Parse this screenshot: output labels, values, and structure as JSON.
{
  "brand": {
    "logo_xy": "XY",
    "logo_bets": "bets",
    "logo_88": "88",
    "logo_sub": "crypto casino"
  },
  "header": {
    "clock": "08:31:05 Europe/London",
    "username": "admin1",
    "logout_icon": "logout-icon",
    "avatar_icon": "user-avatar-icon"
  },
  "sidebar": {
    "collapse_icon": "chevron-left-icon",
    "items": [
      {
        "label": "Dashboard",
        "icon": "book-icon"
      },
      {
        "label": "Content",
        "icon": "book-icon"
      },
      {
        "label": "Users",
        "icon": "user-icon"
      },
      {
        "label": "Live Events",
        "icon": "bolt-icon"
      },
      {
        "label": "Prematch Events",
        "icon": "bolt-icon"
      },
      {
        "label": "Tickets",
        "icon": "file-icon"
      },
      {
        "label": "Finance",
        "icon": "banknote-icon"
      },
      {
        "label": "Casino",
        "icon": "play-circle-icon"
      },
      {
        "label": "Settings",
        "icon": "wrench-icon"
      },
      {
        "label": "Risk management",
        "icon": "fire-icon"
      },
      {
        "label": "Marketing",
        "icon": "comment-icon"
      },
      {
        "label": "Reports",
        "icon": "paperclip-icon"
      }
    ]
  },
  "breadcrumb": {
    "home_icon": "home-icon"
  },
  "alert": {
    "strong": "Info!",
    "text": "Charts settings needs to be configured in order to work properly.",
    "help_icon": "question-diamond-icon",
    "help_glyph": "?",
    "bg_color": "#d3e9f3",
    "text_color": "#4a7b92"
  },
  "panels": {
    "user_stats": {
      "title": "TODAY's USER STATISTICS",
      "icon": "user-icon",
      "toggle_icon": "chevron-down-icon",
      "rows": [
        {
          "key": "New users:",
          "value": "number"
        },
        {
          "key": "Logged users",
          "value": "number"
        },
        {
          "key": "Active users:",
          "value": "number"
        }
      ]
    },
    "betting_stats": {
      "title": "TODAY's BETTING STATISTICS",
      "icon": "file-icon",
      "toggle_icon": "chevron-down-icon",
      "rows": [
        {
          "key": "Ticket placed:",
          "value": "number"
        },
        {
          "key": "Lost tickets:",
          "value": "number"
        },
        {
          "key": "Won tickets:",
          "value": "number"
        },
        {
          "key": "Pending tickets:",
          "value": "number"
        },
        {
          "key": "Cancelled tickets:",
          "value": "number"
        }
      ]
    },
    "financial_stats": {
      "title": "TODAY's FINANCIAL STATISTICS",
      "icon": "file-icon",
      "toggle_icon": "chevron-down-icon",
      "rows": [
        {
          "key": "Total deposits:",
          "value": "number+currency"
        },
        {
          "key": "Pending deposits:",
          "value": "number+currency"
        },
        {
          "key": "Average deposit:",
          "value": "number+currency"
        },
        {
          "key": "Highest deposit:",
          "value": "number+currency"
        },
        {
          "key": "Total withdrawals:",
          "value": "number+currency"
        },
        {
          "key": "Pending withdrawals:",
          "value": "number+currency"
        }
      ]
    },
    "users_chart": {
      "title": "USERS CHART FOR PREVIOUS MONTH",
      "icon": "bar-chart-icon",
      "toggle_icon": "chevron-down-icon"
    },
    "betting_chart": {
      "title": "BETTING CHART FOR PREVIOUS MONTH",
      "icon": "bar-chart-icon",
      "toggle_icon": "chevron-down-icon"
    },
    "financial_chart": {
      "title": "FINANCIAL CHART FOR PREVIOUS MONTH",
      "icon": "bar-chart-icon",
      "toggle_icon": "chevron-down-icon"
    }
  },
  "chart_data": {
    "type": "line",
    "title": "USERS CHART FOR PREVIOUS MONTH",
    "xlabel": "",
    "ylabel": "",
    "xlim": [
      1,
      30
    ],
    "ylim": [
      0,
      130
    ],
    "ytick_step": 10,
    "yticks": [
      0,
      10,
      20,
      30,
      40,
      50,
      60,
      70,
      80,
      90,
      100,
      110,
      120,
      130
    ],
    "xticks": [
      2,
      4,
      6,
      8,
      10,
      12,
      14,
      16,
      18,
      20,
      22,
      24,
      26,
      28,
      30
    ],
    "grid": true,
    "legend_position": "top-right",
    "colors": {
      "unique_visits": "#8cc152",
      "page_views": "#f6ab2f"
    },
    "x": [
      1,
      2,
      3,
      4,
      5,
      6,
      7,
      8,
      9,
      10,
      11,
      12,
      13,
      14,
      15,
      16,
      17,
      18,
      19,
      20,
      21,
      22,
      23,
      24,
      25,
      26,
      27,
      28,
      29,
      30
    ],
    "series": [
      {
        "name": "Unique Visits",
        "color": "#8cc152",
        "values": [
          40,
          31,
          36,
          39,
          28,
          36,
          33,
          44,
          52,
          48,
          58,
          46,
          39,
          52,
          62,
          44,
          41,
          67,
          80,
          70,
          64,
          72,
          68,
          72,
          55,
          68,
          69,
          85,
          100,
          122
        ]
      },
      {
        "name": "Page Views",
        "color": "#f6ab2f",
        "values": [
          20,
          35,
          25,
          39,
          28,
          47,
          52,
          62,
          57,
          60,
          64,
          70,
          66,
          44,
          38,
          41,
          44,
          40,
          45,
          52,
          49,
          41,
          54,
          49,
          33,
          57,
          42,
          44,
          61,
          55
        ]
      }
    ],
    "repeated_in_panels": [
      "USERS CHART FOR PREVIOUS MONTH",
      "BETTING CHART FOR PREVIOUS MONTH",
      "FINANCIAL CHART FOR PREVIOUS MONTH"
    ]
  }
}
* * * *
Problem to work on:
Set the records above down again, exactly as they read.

Solution to this exercise:
Parse this screenshot: output labels, values, and structure as JSON.
{
  "brand": {
    "logo_xy": "XY",
    "logo_bets": "bets",
    "logo_88": "88",
    "logo_sub": "crypto casino"
  },
  "header": {
    "clock": "08:31:05 Europe/London",
    "username": "admin1",
    "logout_icon": "logout-icon",
    "avatar_icon": "user-avatar-icon"
  },
  "sidebar": {
    "collapse_icon": "chevron-left-icon",
    "items": [
      {
        "label": "Dashboard",
        "icon": "book-icon"
      },
      {
        "label": "Content",
        "icon": "book-icon"
      },
      {
        "label": "Users",
        "icon": "user-icon"
      },
      {
        "label": "Live Events",
        "icon": "bolt-icon"
      },
      {
        "label": "Prematch Events",
        "icon": "bolt-icon"
      },
      {
        "label": "Tickets",
        "icon": "file-icon"
      },
      {
        "label": "Finance",
        "icon": "banknote-icon"
      },
      {
        "label": "Casino",
        "icon": "play-circle-icon"
      },
      {
        "label": "Settings",
        "icon": "wrench-icon"
      },
      {
        "label": "Risk management",
        "icon": "fire-icon"
      },
      {
        "label": "Marketing",
        "icon": "comment-icon"
      },
      {
        "label": "Reports",
        "icon": "paperclip-icon"
      }
    ]
  },
  "breadcrumb": {
    "home_icon": "home-icon"
  },
  "alert": {
    "strong": "Info!",
    "text": "Charts settings needs to be configured in order to work properly.",
    "help_icon": "question-diamond-icon",
    "help_glyph": "?",
    "bg_color": "#d3e9f3",
    "text_color": "#4a7b92"
  },
  "panels": {
    "user_stats": {
      "title": "TODAY's USER STATISTICS",
      "icon": "user-icon",
      "toggle_icon": "chevron-down-icon",
      "rows": [
        {
          "key": "New users:",
          "value": "number"
        },
        {
          "key": "Logged users",
          "value": "number"
        },
        {
          "key": "Active users:",
          "value": "number"
        }
      ]
    },
    "betting_stats": {
      "title": "TODAY's BETTING STATISTICS",
      "icon": "file-icon",
      "toggle_icon": "chevron-down-icon",
      "rows": [
        {
          "key": "Ticket placed:",
          "value": "number"
        },
        {
          "key": "Lost tickets:",
          "value": "number"
        },
        {
          "key": "Won tickets:",
          "value": "number"
        },
        {
          "key": "Pending tickets:",
          "value": "number"
        },
        {
          "key": "Cancelled tickets:",
          "value": "number"
        }
      ]
    },
    "financial_stats": {
      "title": "TODAY's FINANCIAL STATISTICS",
      "icon": "file-icon",
      "toggle_icon": "chevron-down-icon",
      "rows": [
        {
          "key": "Total deposits:",
          "value": "number+currency"
        },
        {
          "key": "Pending deposits:",
          "value": "number+currency"
        },
        {
          "key": "Average deposit:",
          "value": "number+currency"
        },
        {
          "key": "Highest deposit:",
          "value": "number+currency"
        },
        {
          "key": "Total withdrawals:",
          "value": "number+currency"
        },
        {
          "key": "Pending withdrawals:",
          "value": "number+currency"
        }
      ]
    },
    "users_chart": {
      "title": "USERS CHART FOR PREVIOUS MONTH",
      "icon": "bar-chart-icon",
      "toggle_icon": "chevron-down-icon"
    },
    "betting_chart": {
      "title": "BETTING CHART FOR PREVIOUS MONTH",
      "icon": "bar-chart-icon",
      "toggle_icon": "chevron-down-icon"
    },
    "financial_chart": {
      "title": "FINANCIAL CHART FOR PREVIOUS MONTH",
      "icon": "bar-chart-icon",
      "toggle_icon": "chevron-down-icon"
    }
  },
  "chart_data": {
    "type": "line",
    "title": "USERS CHART FOR PREVIOUS MONTH",
    "xlabel": "",
    "ylabel": "",
    "xlim": [
      1,
      30
    ],
    "ylim": [
      0,
      130
    ],
    "ytick_step": 10,
    "yticks": [
      0,
      10,
      20,
      30,
      40,
      50,
      60,
      70,
      80,
      90,
      100,
      110,
      120,
      130
    ],
    "xticks": [
      2,
      4,
      6,
      8,
      10,
      12,
      14,
      16,
      18,
      20,
      22,
      24,
      26,
      28,
      30
    ],
    "grid": true,
    "legend_position": "top-right",
    "colors": {
      "unique_visits": "#8cc152",
      "page_views": "#f6ab2f"
    },
    "x": [
      1,
      2,
      3,
      4,
      5,
      6,
      7,
      8,
      9,
      10,
      11,
      12,
      13,
      14,
      15,
      16,
      17,
      18,
      19,
      20,
      21,
      22,
      23,
      24,
      25,
      26,
      27,
      28,
      29,
      30
    ],
    "series": [
      {
        "name": "Unique Visits",
        "color": "#8cc152",
        "values": [
          40,
          31,
          36,
          39,
          28,
          36,
          33,
          44,
          52,
          48,
          58,
          46,
          39,
          52,
          62,
          44,
          41,
          67,
          80,
          70,
          64,
          72,
          68,
          72,
          55,
          68,
          69,
          85,
          100,
          122
        ]
      },
      {
        "name": "Page Views",
        "color": "#f6ab2f",
        "values": [
          20,
          35,
          25,
          39,
          28,
          47,
          52,
          62,
          57,
          60,
          64,
          70,
          66,
          44,
          38,
          41,
          44,
          40,
          45,
          52,
          49,
          41,
          54,
          49,
          33,
          57,
          42,
          44,
          61,
          55
        ]
      }
    ],
    "repeated_in_panels": [
      "USERS CHART FOR PREVIOUS MONTH",
      "BETTING CHART FOR PREVIOUS MONTH",
      "FINANCIAL CHART FOR PREVIOUS MONTH"
    ]
  }
}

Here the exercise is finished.